**What is expected:**
Please return each record below exactly, with nothing left out.

Dataset rows describing interfaces
• • • •
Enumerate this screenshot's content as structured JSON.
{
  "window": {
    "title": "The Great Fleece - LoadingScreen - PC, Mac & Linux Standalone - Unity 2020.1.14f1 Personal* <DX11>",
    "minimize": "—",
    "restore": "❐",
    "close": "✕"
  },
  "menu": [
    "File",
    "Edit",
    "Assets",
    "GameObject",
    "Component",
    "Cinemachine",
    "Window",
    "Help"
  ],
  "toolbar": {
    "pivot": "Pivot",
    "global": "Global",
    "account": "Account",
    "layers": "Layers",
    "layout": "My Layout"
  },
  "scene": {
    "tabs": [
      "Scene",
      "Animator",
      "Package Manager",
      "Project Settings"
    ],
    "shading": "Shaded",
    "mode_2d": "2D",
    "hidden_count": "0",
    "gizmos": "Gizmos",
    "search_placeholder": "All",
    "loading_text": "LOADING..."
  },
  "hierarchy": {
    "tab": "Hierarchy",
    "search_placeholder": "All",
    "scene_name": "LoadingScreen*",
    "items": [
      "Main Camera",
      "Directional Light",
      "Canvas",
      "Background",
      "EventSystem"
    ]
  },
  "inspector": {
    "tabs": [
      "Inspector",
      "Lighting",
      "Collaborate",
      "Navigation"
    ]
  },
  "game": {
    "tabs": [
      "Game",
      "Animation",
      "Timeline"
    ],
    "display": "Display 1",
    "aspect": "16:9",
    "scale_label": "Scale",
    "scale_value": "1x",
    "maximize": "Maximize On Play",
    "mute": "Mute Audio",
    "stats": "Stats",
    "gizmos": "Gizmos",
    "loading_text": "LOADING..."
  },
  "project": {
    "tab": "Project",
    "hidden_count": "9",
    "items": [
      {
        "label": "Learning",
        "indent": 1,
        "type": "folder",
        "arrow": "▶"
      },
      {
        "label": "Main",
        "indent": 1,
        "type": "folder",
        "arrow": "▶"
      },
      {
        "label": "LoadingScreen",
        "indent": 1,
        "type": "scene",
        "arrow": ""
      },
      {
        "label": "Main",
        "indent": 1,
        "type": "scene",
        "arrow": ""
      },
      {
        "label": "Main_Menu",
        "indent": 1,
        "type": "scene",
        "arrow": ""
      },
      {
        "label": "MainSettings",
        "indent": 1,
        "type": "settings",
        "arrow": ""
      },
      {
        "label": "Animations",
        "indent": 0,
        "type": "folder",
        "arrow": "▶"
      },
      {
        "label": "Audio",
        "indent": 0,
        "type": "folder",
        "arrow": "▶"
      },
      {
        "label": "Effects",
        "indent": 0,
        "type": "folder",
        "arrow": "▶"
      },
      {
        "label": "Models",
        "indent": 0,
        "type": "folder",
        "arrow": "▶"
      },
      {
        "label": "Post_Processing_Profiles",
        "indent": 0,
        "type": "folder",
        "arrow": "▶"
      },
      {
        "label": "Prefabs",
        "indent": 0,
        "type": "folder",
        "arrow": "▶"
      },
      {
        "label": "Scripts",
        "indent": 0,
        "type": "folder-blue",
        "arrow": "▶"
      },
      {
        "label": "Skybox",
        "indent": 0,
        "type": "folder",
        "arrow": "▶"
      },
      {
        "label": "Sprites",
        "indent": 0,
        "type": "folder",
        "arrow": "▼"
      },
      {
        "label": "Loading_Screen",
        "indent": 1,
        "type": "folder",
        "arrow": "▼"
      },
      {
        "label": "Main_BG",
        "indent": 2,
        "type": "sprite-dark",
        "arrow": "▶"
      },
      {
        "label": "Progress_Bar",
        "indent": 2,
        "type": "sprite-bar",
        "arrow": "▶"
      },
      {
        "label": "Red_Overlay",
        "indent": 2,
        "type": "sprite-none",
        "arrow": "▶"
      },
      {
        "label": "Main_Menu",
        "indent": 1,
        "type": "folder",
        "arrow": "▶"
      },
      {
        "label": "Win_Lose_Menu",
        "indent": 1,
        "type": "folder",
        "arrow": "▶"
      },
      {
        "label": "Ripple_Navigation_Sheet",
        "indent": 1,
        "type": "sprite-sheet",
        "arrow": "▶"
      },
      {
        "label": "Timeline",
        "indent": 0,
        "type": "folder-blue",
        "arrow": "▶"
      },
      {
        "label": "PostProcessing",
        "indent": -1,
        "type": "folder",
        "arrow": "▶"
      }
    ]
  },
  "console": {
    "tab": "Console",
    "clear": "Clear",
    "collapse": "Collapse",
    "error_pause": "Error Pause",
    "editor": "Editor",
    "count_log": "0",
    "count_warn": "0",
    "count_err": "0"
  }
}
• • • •
**Exercise solution:**
Enumerate this screenshot's content as structured JSON.
{
  "window": {
    "title": "The Great Fleece - LoadingScreen - PC, Mac & Linux Standalone - Unity 2020.1.14f1 Personal* <DX11>",
    "minimize": "—",
    "restore": "❐",
    "close": "✕"
  },
  "menu": [
    "File",
    "Edit",
    "Assets",
    "GameObject",
    "Component",
    "Cinemachine",
    "Window",
    "Help"
  ],
  "toolbar": {
    "pivot": "Pivot",
    "global": "Global",
    "account": "Account",
    "layers": "Layers",
    "layout": "My Layout"
  },
  "scene": {
    "tabs": [
      "Scene",
      "Animator",
      "Package Manager",
      "Project Settings"
    ],
    "shading": "Shaded",
    "mode_2d": "2D",
    "hidden_count": "0",
    "gizmos": "Gizmos",
    "search_placeholder": "All",
    "loading_text": "LOADING..."
  },
  "hierarchy": {
    "tab": "Hierarchy",
    "search_placeholder": "All",
    "scene_name": "LoadingScreen*",
    "items": [
      "Main Camera",
      "Directional Light",
      "Canvas",
      "Background",
      "EventSystem"
    ]
  },
  "inspector": {
    "tabs": [
      "Inspector",
      "Lighting",
      "Collaborate",
      "Navigation"
    ]
  },
  "game": {
    "tabs": [
      "Game",
      "Animation",
      "Timeline"
    ],
    "display": "Display 1",
    "aspect": "16:9",
    "scale_label": "Scale",
    "scale_value": "1x",
    "maximize": "Maximize On Play",
    "mute": "Mute Audio",
    "stats": "Stats",
    "gizmos": "Gizmos",
    "loading_text": "LOADING..."
  },
  "project": {
    "tab": "Project",
    "hidden_count": "9",
    "items": [
      {
        "label": "Learning",
        "indent": 1,
        "type": "folder",
        "arrow": "▶"
      },
      {
        "label": "Main",
        "indent": 1,
        "type": "folder",
        "arrow": "▶"
      },
      {
        "label": "LoadingScreen",
        "indent": 1,
        "type": "scene",
        "arrow": ""
      },
      {
        "label": "Main",
        "indent": 1,
        "type": "scene",
        "arrow": ""
      },
      {
        "label": "Main_Menu",
        "indent": 1,
        "type": "scene",
        "arrow": ""
      },
      {
        "label": "MainSettings",
        "indent": 1,
        "type": "settings",
        "arrow": ""
      },
      {
        "label": "Animations",
        "indent": 0,
        "type": "folder",
        "arrow": "▶"
      },
      {
        "label": "Audio",
        "indent": 0,
        "type": "folder",
        "arrow": "▶"
      },
      {
        "label": "Effects",
        "indent": 0,
        "type": "folder",
        "arrow": "▶"
      },
      {
        "label": "Models",
        "indent": 0,
        "type": "folder",
        "arrow": "▶"
      },
      {
        "label": "Post_Processing_Profiles",
        "indent": 0,
        "type": "folder",
        "arrow": "▶"
      },
      {
        "label": "Prefabs",
        "indent": 0,
        "type": "folder",
        "arrow": "▶"
      },
      {
        "label": "Scripts",
        "indent": 0,
        "type": "folder-blue",
        "arrow": "▶"
      },
      {
        "label": "Skybox",
        "indent": 0,
        "type": "folder",
        "arrow": "▶"
      },
      {
        "label": "Sprites",
        "indent": 0,
        "type": "folder",
        "arrow": "▼"
      },
      {
        "label": "Loading_Screen",
        "indent": 1,
        "type": "folder",
        "arrow": "▼"
      },
      {
        "label": "Main_BG",
        "indent": 2,
        "type": "sprite-dark",
        "arrow": "▶"
      },
      {
        "label": "Progress_Bar",
        "indent": 2,
        "type": "sprite-bar",
        "arrow": "▶"
      },
      {
        "label": "Red_Overlay",
        "indent": 2,
        "type": "sprite-none",
        "arrow": "▶"
      },
      {
        "label": "Main_Menu",
        "indent": 1,
        "type": "folder",
        "arrow": "▶"
      },
      {
        "label": "Win_Lose_Menu",
        "indent": 1,
        "type": "folder",
        "arrow": "▶"
      },
      {
        "label": "Ripple_Navigation_Sheet",
        "indent": 1,
        "type": "sprite-sheet",
        "arrow": "▶"
      },
      {
        "label": "Timeline",
        "indent": 0,
        "type": "folder-blue",
        "arrow": "▶"
      },
      {
        "label": "PostProcessing",
        "indent": -1,
        "type": "folder",
        "arrow": "▶"
      }
    ]
  },
  "console": {
    "tab": "Console",
    "clear": "Clear",
    "collapse": "Collapse",
    "error_pause": "Error Pause",
    "editor": "Editor",
    "count_log": "0",
    "count_warn": "0",
    "count_err": "0"
  }
}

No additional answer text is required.